Koyama T, Mikami Y, Saga T et al (2007) Secondary ovarian tumors: spectrum of CT and MR features with pathologic correlation. Abdom Imaging 32:784–795. https://doi.org/10.1007/s00261-007-9186-4
Brown DL, Zou KH, Tempany CMC et al (2001) Primary versus secondary ovarian malignancy: imaging findings of adnexal masses in the radiology diagnostic oncology group study. Radiology 219:213–218. https://doi.org/10.1148/radiology.219.1.r01ap28213

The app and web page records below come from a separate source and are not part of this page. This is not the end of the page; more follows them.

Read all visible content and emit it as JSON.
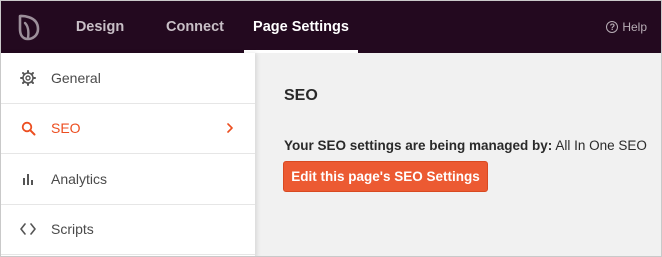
{
  "topbar": {
    "logo_icon": "leaf-logo-icon",
    "tabs": [
      {
        "label": "Design"
      },
      {
        "label": "Connect"
      },
      {
        "label": "Page Settings",
        "active": true
      }
    ],
    "help": {
      "icon": "help-circle-icon",
      "glyph": "?",
      "label": "Help"
    }
  },
  "sidebar": {
    "items": [
      {
        "label": "General",
        "icon": "gear-icon"
      },
      {
        "label": "SEO",
        "icon": "search-icon",
        "active": true,
        "chevron": "chevron-right-icon"
      },
      {
        "label": "Analytics",
        "icon": "bar-chart-icon"
      },
      {
        "label": "Scripts",
        "icon": "code-icon"
      }
    ]
  },
  "main": {
    "title": "SEO",
    "managed_by_label": "Your SEO settings are being managed by:",
    "managed_by_value": "All In One SEO",
    "edit_button_label": "Edit this page's SEO Settings"
  },
  "colors": {
    "topbar_bg": "#23091f",
    "accent": "#ec5a32",
    "active_text": "#ec4e20",
    "content_bg": "#f1f1f1"
  }
}
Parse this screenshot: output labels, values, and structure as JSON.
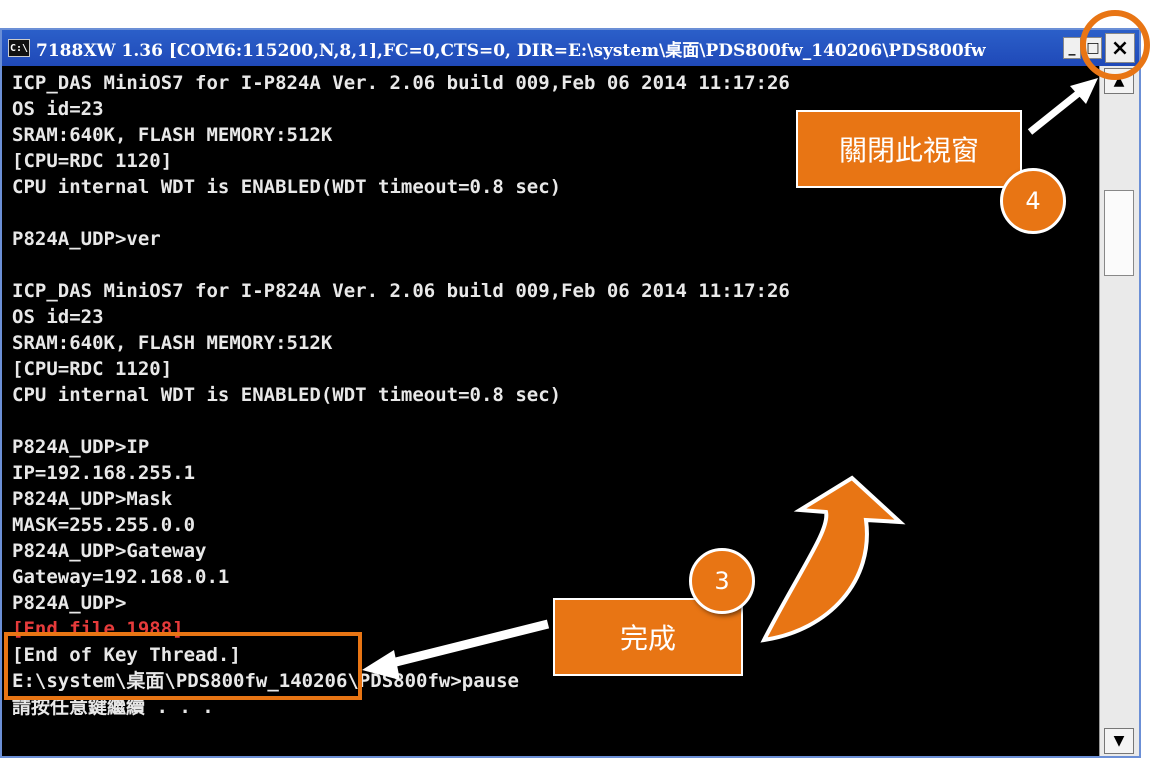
{
  "window": {
    "icon_text": "C:\\",
    "title": "7188XW 1.36 [COM6:115200,N,8,1],FC=0,CTS=0, DIR=E:\\system\\桌面\\PDS800fw_140206\\PDS800fw",
    "minimize_glyph": "_",
    "maximize_glyph": "□",
    "close_glyph": "×"
  },
  "console": {
    "lines": [
      "ICP_DAS MiniOS7 for I-P824A Ver. 2.06 build 009,Feb 06 2014 11:17:26",
      "OS id=23",
      "SRAM:640K, FLASH MEMORY:512K",
      "[CPU=RDC 1120]",
      "CPU internal WDT is ENABLED(WDT timeout=0.8 sec)",
      "",
      "P824A_UDP>ver",
      "",
      "ICP_DAS MiniOS7 for I-P824A Ver. 2.06 build 009,Feb 06 2014 11:17:26",
      "OS id=23",
      "SRAM:640K, FLASH MEMORY:512K",
      "[CPU=RDC 1120]",
      "CPU internal WDT is ENABLED(WDT timeout=0.8 sec)",
      "",
      "P824A_UDP>IP",
      "IP=192.168.255.1",
      "P824A_UDP>Mask",
      "MASK=255.255.0.0",
      "P824A_UDP>Gateway",
      "Gateway=192.168.0.1",
      "P824A_UDP>",
      "[End file 1988]",
      "[End of Key Thread.]",
      "E:\\system\\桌面\\PDS800fw_140206\\PDS800fw>pause",
      "請按任意鍵繼續 . . ."
    ]
  },
  "scrollbar": {
    "up_glyph": "▲",
    "down_glyph": "▼"
  },
  "annotations": {
    "close_label": "關閉此視窗",
    "close_step": "4",
    "done_label": "完成",
    "done_step": "3"
  },
  "colors": {
    "accent": "#e87514",
    "title_bar": "#1f49b8",
    "console_bg": "#000000",
    "highlight_text": "#e53b3b"
  }
}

We would like to thank Professor Joseph King-Tak Lee for his review and comments.
Ethics approval and consent to participate
This study was approved by the Domain Specific Review Board (National Healthcare Group), with waiver of consent.
Consent for publication
The authors declare that they have no competing interests.
Springer Nature remains neutral with regard to jurisdictional claims in published maps and institutional affiliations.
About this article
Cite this article
Wong, Y.M., Jagmohan, P., Goh, Y.G. et al. Infiltrative pattern of metastatic invasive lobular breast carcinoma in the abdomen: a pictorial review. Insights Imaging 12, 181 (2021). https://doi.org/10.1186/s13244-021-01120-4
- Carcinoma (lobular)
- Abdominal cavity
- Tomography (X-ray computed)
- Positron emission tomography computed tomography